_SUPPLIED ENTRIES_.
★ ★ ★ ★ ★
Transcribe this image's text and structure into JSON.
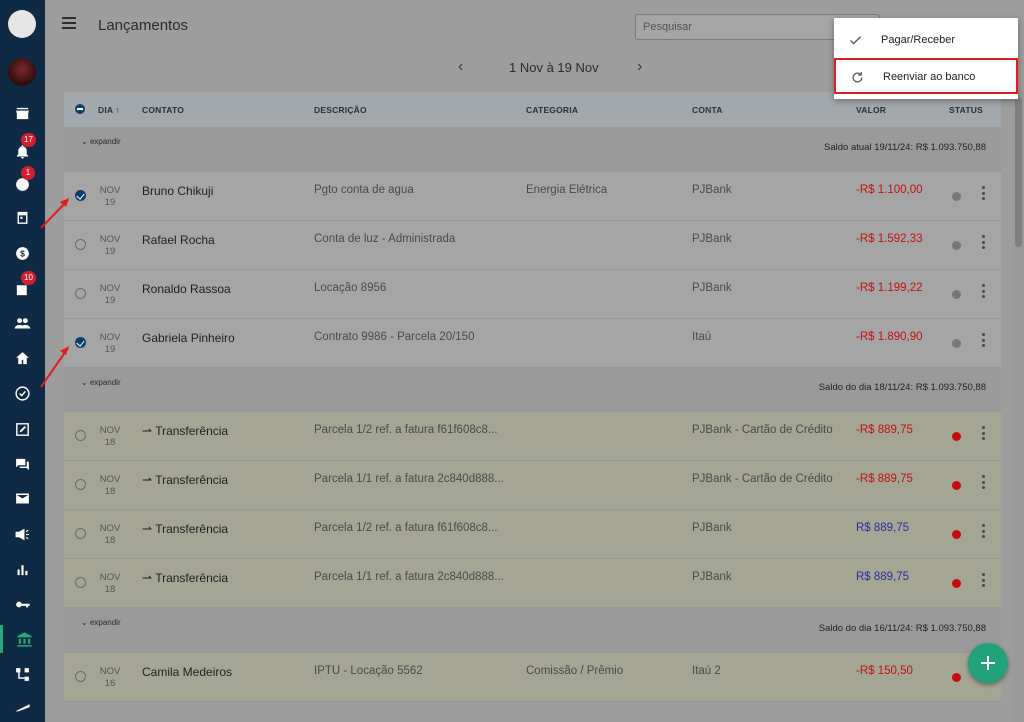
{
  "header": {
    "title": "Lançamentos",
    "search_placeholder": "Pesquisar"
  },
  "sidebar": {
    "items": [
      {
        "icon": "logo-icon"
      },
      {
        "icon": "avatar"
      },
      {
        "icon": "store-icon"
      },
      {
        "icon": "notifications-icon",
        "badge": "17"
      },
      {
        "icon": "tasks-icon",
        "badge": "1"
      },
      {
        "icon": "calendar-icon"
      },
      {
        "icon": "money-icon"
      },
      {
        "icon": "documents-icon",
        "badge": "10"
      },
      {
        "icon": "people-icon"
      },
      {
        "icon": "home-icon"
      },
      {
        "icon": "verified-icon"
      },
      {
        "icon": "edit-icon"
      },
      {
        "icon": "chat-icon"
      },
      {
        "icon": "mail-icon"
      },
      {
        "icon": "campaign-icon"
      },
      {
        "icon": "bar-chart-icon"
      },
      {
        "icon": "key-icon"
      },
      {
        "icon": "bank-icon",
        "active": true
      },
      {
        "icon": "hierarchy-icon"
      },
      {
        "icon": "truck-icon"
      }
    ]
  },
  "date_nav": {
    "range": "1 Nov à 19 Nov"
  },
  "table": {
    "columns": {
      "dia": "DIA",
      "contato": "CONTATO",
      "descricao": "DESCRIÇÃO",
      "categoria": "CATEGORIA",
      "conta": "CONTA",
      "valor": "VALOR",
      "status": "STATUS"
    },
    "groups": [
      {
        "expand": "expandir",
        "balance": "Saldo atual 19/11/24:  R$ 1.093.750,88",
        "rows": [
          {
            "month": "NOV",
            "day": "19",
            "contact": "Bruno Chikuji",
            "description": "Pgto conta de agua",
            "category": "Energia Elétrica",
            "account": "PJBank",
            "value": "-R$ 1.100,00",
            "checked": true
          },
          {
            "month": "NOV",
            "day": "19",
            "contact": "Rafael Rocha",
            "description": "Conta de luz - Administrada",
            "category": "",
            "account": "PJBank",
            "value": "-R$ 1.592,33",
            "checked": false
          },
          {
            "month": "NOV",
            "day": "19",
            "contact": "Ronaldo Rassoa",
            "description": "Locação 8956",
            "category": "",
            "account": "PJBank",
            "value": "-R$ 1.199,22",
            "checked": false
          },
          {
            "month": "NOV",
            "day": "19",
            "contact": "Gabriela Pinheiro",
            "description": "Contrato 9986 - Parcela 20/150",
            "category": "",
            "account": "Itaú",
            "value": "-R$ 1.890,90",
            "checked": true
          }
        ]
      },
      {
        "expand": "expandir",
        "balance": "Saldo do dia 18/11/24:  R$ 1.093.750,88",
        "rows": [
          {
            "month": "NOV",
            "day": "18",
            "contact": "Transferência",
            "description": "Parcela 1/2 ref. a fatura f61f608c8...",
            "category": "",
            "account": "PJBank - Cartão de Crédito",
            "value": "-R$ 889,75"
          },
          {
            "month": "NOV",
            "day": "18",
            "contact": "Transferência",
            "description": "Parcela 1/1 ref. a fatura 2c840d888...",
            "category": "",
            "account": "PJBank - Cartão de Crédito",
            "value": "-R$ 889,75"
          },
          {
            "month": "NOV",
            "day": "18",
            "contact": "Transferência",
            "description": "Parcela 1/2 ref. a fatura f61f608c8...",
            "category": "",
            "account": "PJBank",
            "value": "R$ 889,75"
          },
          {
            "month": "NOV",
            "day": "18",
            "contact": "Transferência",
            "description": "Parcela 1/1 ref. a fatura 2c840d888...",
            "category": "",
            "account": "PJBank",
            "value": "R$ 889,75"
          }
        ]
      },
      {
        "expand": "expandir",
        "balance": "Saldo do dia 16/11/24:  R$ 1.093.750,88",
        "rows": [
          {
            "month": "NOV",
            "day": "16",
            "contact": "Camila Medeiros",
            "description": "IPTU - Locação 5562",
            "category": "Comissão / Prêmio",
            "account": "Itaú 2",
            "value": "-R$ 150,50"
          }
        ]
      }
    ]
  },
  "menu": {
    "items": [
      {
        "label": "Pagar/Receber",
        "icon": "check-icon"
      },
      {
        "label": "Reenviar ao banco",
        "icon": "refresh-icon",
        "highlighted": true
      }
    ]
  },
  "colors": {
    "sidebar": "#0e2a45",
    "accent": "#21a27b",
    "negative": "#c01111",
    "positive": "#2c2ca0",
    "status_red": "#c80b0b",
    "highlight": "#e31d1d"
  }
}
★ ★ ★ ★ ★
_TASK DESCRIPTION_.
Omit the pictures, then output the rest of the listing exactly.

_ANSWER FOR THIS EXERCISE_.
Transcribe this image's text and structure into JSON.
{
  "header": {
    "title": "Lançamentos",
    "search_placeholder": "Pesquisar"
  },
  "sidebar": {
    "items": [
      {
        "icon": "logo-icon"
      },
      {
        "icon": "avatar"
      },
      {
        "icon": "store-icon"
      },
      {
        "icon": "notifications-icon",
        "badge": "17"
      },
      {
        "icon": "tasks-icon",
        "badge": "1"
      },
      {
        "icon": "calendar-icon"
      },
      {
        "icon": "money-icon"
      },
      {
        "icon": "documents-icon",
        "badge": "10"
      },
      {
        "icon": "people-icon"
      },
      {
        "icon": "home-icon"
      },
      {
        "icon": "verified-icon"
      },
      {
        "icon": "edit-icon"
      },
      {
        "icon": "chat-icon"
      },
      {
        "icon": "mail-icon"
      },
      {
        "icon": "campaign-icon"
      },
      {
        "icon": "bar-chart-icon"
      },
      {
        "icon": "key-icon"
      },
      {
        "icon": "bank-icon",
        "active": true
      },
      {
        "icon": "hierarchy-icon"
      },
      {
        "icon": "truck-icon"
      }
    ]
  },
  "date_nav": {
    "range": "1 Nov à 19 Nov"
  },
  "table": {
    "columns": {
      "dia": "DIA",
      "contato": "CONTATO",
      "descricao": "DESCRIÇÃO",
      "categoria": "CATEGORIA",
      "conta": "CONTA",
      "valor": "VALOR",
      "status": "STATUS"
    },
    "groups": [
      {
        "expand": "expandir",
        "balance": "Saldo atual 19/11/24:  R$ 1.093.750,88",
        "rows": [
          {
            "month": "NOV",
            "day": "19",
            "contact": "Bruno Chikuji",
            "description": "Pgto conta de agua",
            "category": "Energia Elétrica",
            "account": "PJBank",
            "value": "-R$ 1.100,00",
            "checked": true
          },
          {
            "month": "NOV",
            "day": "19",
            "contact": "Rafael Rocha",
            "description": "Conta de luz - Administrada",
            "category": "",
            "account": "PJBank",
            "value": "-R$ 1.592,33",
            "checked": false
          },
          {
            "month": "NOV",
            "day": "19",
            "contact": "Ronaldo Rassoa",
            "description": "Locação 8956",
            "category": "",
            "account": "PJBank",
            "value": "-R$ 1.199,22",
            "checked": false
          },
          {
            "month": "NOV",
            "day": "19",
            "contact": "Gabriela Pinheiro",
            "description": "Contrato 9986 - Parcela 20/150",
            "category": "",
            "account": "Itaú",
            "value": "-R$ 1.890,90",
            "checked": true
          }
        ]
      },
      {
        "expand": "expandir",
        "balance": "Saldo do dia 18/11/24:  R$ 1.093.750,88",
        "rows": [
          {
            "month": "NOV",
            "day": "18",
            "contact": "Transferência",
            "description": "Parcela 1/2 ref. a fatura f61f608c8...",
            "category": "",
            "account": "PJBank - Cartão de Crédito",
            "value": "-R$ 889,75"
          },
          {
            "month": "NOV",
            "day": "18",
            "contact": "Transferência",
            "description": "Parcela 1/1 ref. a fatura 2c840d888...",
            "category": "",
            "account": "PJBank - Cartão de Crédito",
            "value": "-R$ 889,75"
          },
          {
            "month": "NOV",
            "day": "18",
            "contact": "Transferência",
            "description": "Parcela 1/2 ref. a fatura f61f608c8...",
            "category": "",
            "account": "PJBank",
            "value": "R$ 889,75"
          },
          {
            "month": "NOV",
            "day": "18",
            "contact": "Transferência",
            "description": "Parcela 1/1 ref. a fatura 2c840d888...",
            "category": "",
            "account": "PJBank",
            "value": "R$ 889,75"
          }
        ]
      },
      {
        "expand": "expandir",
        "balance": "Saldo do dia 16/11/24:  R$ 1.093.750,88",
        "rows": [
          {
            "month": "NOV",
            "day": "16",
            "contact": "Camila Medeiros",
            "description": "IPTU - Locação 5562",
            "category": "Comissão / Prêmio",
            "account": "Itaú 2",
            "value": "-R$ 150,50"
          }
        ]
      }
    ]
  },
  "menu": {
    "items": [
      {
        "label": "Pagar/Receber",
        "icon": "check-icon"
      },
      {
        "label": "Reenviar ao banco",
        "icon": "refresh-icon",
        "highlighted": true
      }
    ]
  },
  "colors": {
    "sidebar": "#0e2a45",
    "accent": "#21a27b",
    "negative": "#c01111",
    "positive": "#2c2ca0",
    "status_red": "#c80b0b",
    "highlight": "#e31d1d"
  }
}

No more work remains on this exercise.